Media coverage of children being separated from their parents at the US-Mexico border has highlighted the issue of childhood trauma.
Childhood trauma is the subject of much recent research and now informs good child welfare practice.
The short version is that experiences that cause children trauma are very common (see the Adverse Childhood Experiences website) and the impact can be lifelong (potentially affecting both the quality and length of a person’s life).
One common cause is separation from a parent or caregiver. This is true for children who come into foster care even if that parent previously caused the child to be abused or neglected.
The good news is that with help children can recover from trauma. Help comes through feelings of (physical and emotional) safety, adult support, and being made to feel children have some control over their lives.
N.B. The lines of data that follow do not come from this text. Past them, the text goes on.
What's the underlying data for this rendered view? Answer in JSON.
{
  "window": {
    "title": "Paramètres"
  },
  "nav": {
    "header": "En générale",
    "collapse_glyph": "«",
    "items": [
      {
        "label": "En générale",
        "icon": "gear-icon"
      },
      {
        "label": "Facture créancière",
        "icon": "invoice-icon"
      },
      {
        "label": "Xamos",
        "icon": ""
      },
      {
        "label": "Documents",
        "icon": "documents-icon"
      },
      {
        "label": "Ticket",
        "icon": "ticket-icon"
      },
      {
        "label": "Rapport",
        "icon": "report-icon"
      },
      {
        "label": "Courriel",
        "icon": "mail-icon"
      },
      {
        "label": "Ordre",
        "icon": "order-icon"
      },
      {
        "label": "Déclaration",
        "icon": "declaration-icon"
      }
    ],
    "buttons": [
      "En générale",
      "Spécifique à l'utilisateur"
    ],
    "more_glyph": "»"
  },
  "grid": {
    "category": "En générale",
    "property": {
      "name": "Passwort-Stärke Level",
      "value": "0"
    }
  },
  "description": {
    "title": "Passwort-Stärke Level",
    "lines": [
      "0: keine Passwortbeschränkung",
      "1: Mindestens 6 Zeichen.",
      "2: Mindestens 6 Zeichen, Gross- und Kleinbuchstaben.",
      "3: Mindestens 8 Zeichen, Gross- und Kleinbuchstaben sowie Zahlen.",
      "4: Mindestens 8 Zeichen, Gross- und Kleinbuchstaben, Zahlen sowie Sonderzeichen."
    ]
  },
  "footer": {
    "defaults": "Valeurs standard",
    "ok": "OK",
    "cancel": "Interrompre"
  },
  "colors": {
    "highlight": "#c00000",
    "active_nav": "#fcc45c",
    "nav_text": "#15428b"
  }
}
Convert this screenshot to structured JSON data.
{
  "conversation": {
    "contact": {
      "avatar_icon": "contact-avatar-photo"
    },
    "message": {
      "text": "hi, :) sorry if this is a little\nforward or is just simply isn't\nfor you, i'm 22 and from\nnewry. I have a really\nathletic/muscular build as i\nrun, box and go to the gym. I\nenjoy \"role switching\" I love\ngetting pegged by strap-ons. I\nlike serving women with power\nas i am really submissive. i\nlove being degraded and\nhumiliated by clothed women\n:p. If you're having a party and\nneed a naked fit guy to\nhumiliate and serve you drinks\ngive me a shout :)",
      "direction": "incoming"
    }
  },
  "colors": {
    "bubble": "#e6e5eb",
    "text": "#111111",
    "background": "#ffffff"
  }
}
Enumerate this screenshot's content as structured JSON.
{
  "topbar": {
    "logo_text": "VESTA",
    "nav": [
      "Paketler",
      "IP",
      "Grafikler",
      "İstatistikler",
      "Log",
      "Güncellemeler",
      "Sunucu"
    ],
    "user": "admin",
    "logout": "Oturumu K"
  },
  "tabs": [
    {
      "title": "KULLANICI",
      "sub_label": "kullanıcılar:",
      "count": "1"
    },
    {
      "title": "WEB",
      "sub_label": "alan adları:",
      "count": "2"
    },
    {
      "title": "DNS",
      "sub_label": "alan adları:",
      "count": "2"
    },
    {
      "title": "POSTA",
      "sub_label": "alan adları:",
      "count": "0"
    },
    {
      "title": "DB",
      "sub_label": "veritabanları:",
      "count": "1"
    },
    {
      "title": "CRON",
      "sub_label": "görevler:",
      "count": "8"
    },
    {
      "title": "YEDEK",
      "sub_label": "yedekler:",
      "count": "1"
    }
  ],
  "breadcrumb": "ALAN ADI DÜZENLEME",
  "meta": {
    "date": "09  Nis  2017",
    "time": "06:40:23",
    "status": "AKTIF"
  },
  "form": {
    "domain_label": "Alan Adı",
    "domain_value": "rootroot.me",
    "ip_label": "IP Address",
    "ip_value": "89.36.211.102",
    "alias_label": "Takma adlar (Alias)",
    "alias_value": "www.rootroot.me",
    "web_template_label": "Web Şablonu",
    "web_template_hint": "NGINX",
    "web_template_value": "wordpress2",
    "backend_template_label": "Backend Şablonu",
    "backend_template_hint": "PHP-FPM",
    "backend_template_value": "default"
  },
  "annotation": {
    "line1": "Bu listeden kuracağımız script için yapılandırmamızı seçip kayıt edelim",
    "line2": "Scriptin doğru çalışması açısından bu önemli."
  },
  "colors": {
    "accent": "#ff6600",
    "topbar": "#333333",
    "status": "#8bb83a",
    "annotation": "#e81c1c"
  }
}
The bad news for children in foster care is that they may not get support so they can recover. Not having a consistent placement or adults in one's life and feeling at risk of bouncing through foster care placements takes away exactly what children need to heal.
We hope that with increased awareness child welfare agencies will recognize the impact of consistent, caring adults on helping children in foster care recover and prioritize making those relationships possible for every child. We know what a difference caring adults make for DCFYI teens.